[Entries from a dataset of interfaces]
_ _ _ _ _ _ _
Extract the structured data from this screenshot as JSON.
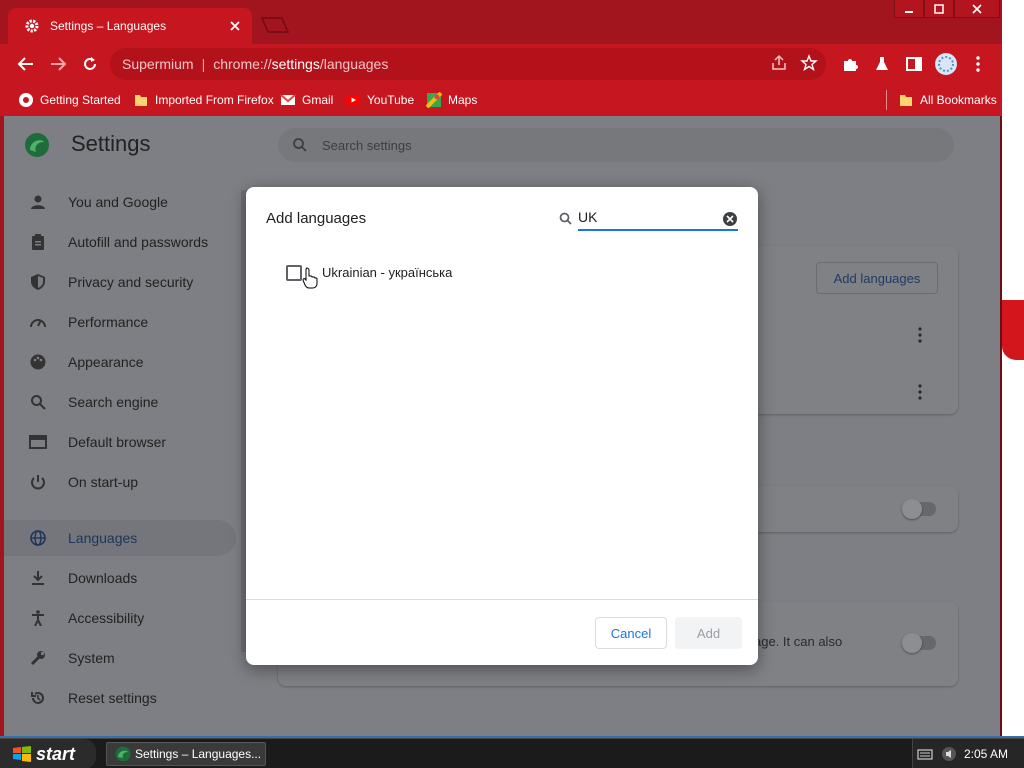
{
  "window": {
    "tab_title": "Settings – Languages",
    "controls": [
      "minimize",
      "maximize",
      "close"
    ]
  },
  "toolbar": {
    "omnibox_site": "Supermium",
    "omnibox_url_prefix": "chrome://",
    "omnibox_url_highlight": "settings",
    "omnibox_url_suffix": "/languages"
  },
  "bookmarks": {
    "items": [
      {
        "label": "Getting Started",
        "icon": "globe-icon"
      },
      {
        "label": "Imported From Firefox",
        "icon": "folder-icon"
      },
      {
        "label": "Gmail",
        "icon": "gmail-icon"
      },
      {
        "label": "YouTube",
        "icon": "youtube-icon"
      },
      {
        "label": "Maps",
        "icon": "maps-icon"
      }
    ],
    "all_bookmarks": "All Bookmarks"
  },
  "settings": {
    "title": "Settings",
    "search_placeholder": "Search settings",
    "nav": [
      {
        "label": "You and Google",
        "icon": "person-icon"
      },
      {
        "label": "Autofill and passwords",
        "icon": "clipboard-icon"
      },
      {
        "label": "Privacy and security",
        "icon": "shield-icon"
      },
      {
        "label": "Performance",
        "icon": "speedometer-icon"
      },
      {
        "label": "Appearance",
        "icon": "palette-icon"
      },
      {
        "label": "Search engine",
        "icon": "search-icon"
      },
      {
        "label": "Default browser",
        "icon": "browser-icon"
      },
      {
        "label": "On start-up",
        "icon": "power-icon"
      },
      {
        "label": "Languages",
        "icon": "globe-icon",
        "active": true
      },
      {
        "label": "Downloads",
        "icon": "download-icon"
      },
      {
        "label": "Accessibility",
        "icon": "accessibility-icon"
      },
      {
        "label": "System",
        "icon": "wrench-icon"
      },
      {
        "label": "Reset settings",
        "icon": "reset-icon"
      }
    ],
    "add_languages_button": "Add languages",
    "partial_text": "age. It can also"
  },
  "dialog": {
    "title": "Add languages",
    "search_value": "UK",
    "results": [
      {
        "label": "Ukrainian - українська",
        "checked": false
      }
    ],
    "cancel_label": "Cancel",
    "add_label": "Add"
  },
  "taskbar": {
    "start_label": "start",
    "task_label": "Settings – Languages...",
    "clock": "2:05 AM"
  },
  "colors": {
    "browser_frame": "#a3151e",
    "toolbar": "#c6161f",
    "accent_blue": "#1a73e8",
    "scrim": "#7d7f84"
  }
}
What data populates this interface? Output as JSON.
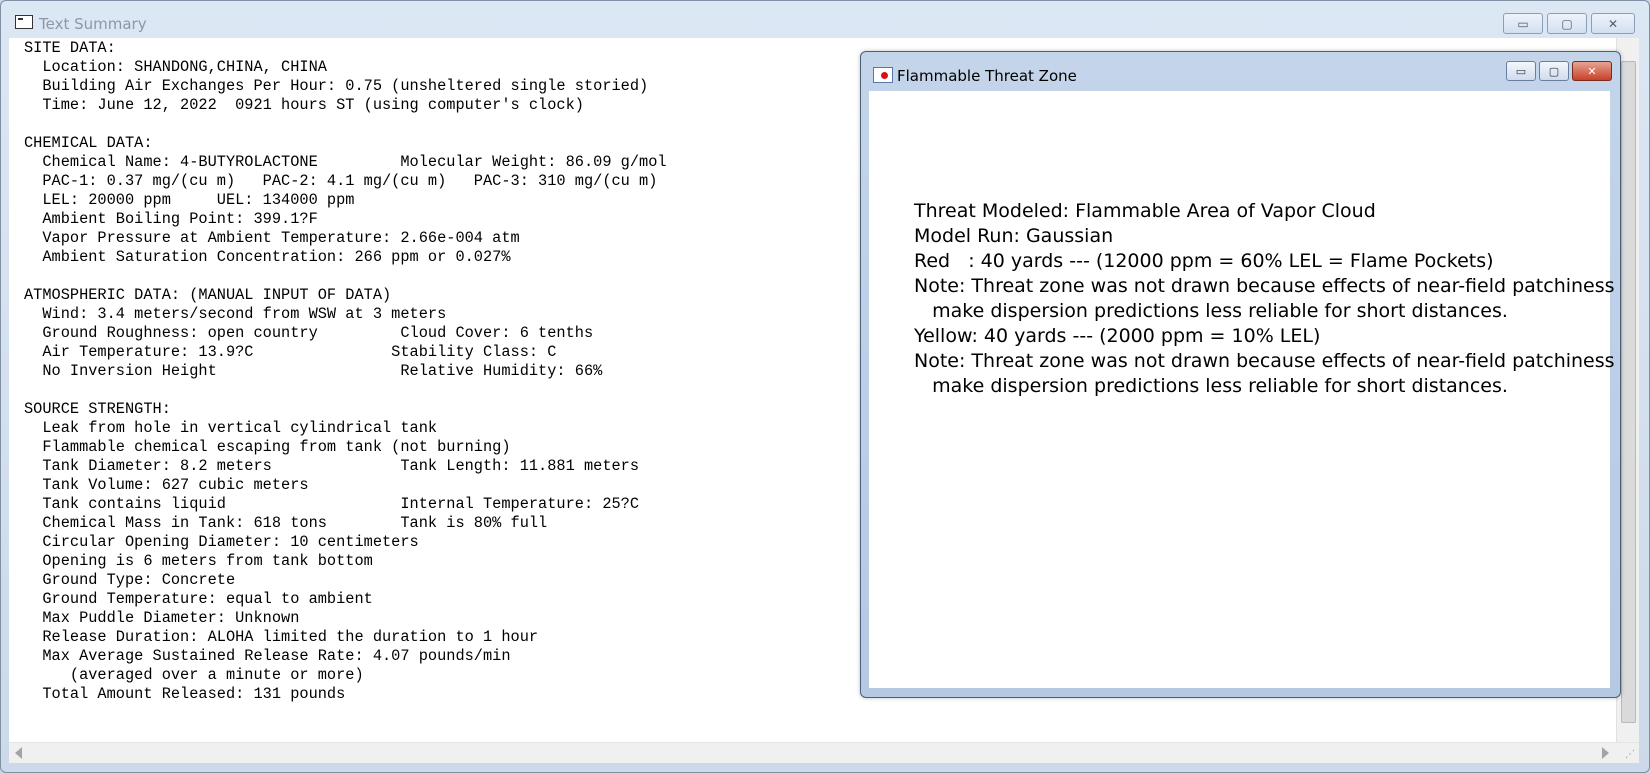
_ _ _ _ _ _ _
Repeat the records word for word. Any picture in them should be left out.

Extract the structured data from this screenshot as JSON.
{
  "window": {
    "tab_title": "Settings – Languages",
    "controls": [
      "minimize",
      "maximize",
      "close"
    ]
  },
  "toolbar": {
    "omnibox_site": "Supermium",
    "omnibox_url_prefix": "chrome://",
    "omnibox_url_highlight": "settings",
    "omnibox_url_suffix": "/languages"
  },
  "bookmarks": {
    "items": [
      {
        "label": "Getting Started",
        "icon": "globe-icon"
      },
      {
        "label": "Imported From Firefox",
        "icon": "folder-icon"
      },
      {
        "label": "Gmail",
        "icon": "gmail-icon"
      },
      {
        "label": "YouTube",
        "icon": "youtube-icon"
      },
      {
        "label": "Maps",
        "icon": "maps-icon"
      }
    ],
    "all_bookmarks": "All Bookmarks"
  },
  "settings": {
    "title": "Settings",
    "search_placeholder": "Search settings",
    "nav": [
      {
        "label": "You and Google",
        "icon": "person-icon"
      },
      {
        "label": "Autofill and passwords",
        "icon": "clipboard-icon"
      },
      {
        "label": "Privacy and security",
        "icon": "shield-icon"
      },
      {
        "label": "Performance",
        "icon": "speedometer-icon"
      },
      {
        "label": "Appearance",
        "icon": "palette-icon"
      },
      {
        "label": "Search engine",
        "icon": "search-icon"
      },
      {
        "label": "Default browser",
        "icon": "browser-icon"
      },
      {
        "label": "On start-up",
        "icon": "power-icon"
      },
      {
        "label": "Languages",
        "icon": "globe-icon",
        "active": true
      },
      {
        "label": "Downloads",
        "icon": "download-icon"
      },
      {
        "label": "Accessibility",
        "icon": "accessibility-icon"
      },
      {
        "label": "System",
        "icon": "wrench-icon"
      },
      {
        "label": "Reset settings",
        "icon": "reset-icon"
      }
    ],
    "add_languages_button": "Add languages",
    "partial_text": "age. It can also"
  },
  "dialog": {
    "title": "Add languages",
    "search_value": "UK",
    "results": [
      {
        "label": "Ukrainian - українська",
        "checked": false
      }
    ],
    "cancel_label": "Cancel",
    "add_label": "Add"
  },
  "taskbar": {
    "start_label": "start",
    "task_label": "Settings – Languages...",
    "clock": "2:05 AM"
  },
  "colors": {
    "browser_frame": "#a3151e",
    "toolbar": "#c6161f",
    "accent_blue": "#1a73e8",
    "scrim": "#7d7f84"
  }
}
What data populates this interface? Output as JSON.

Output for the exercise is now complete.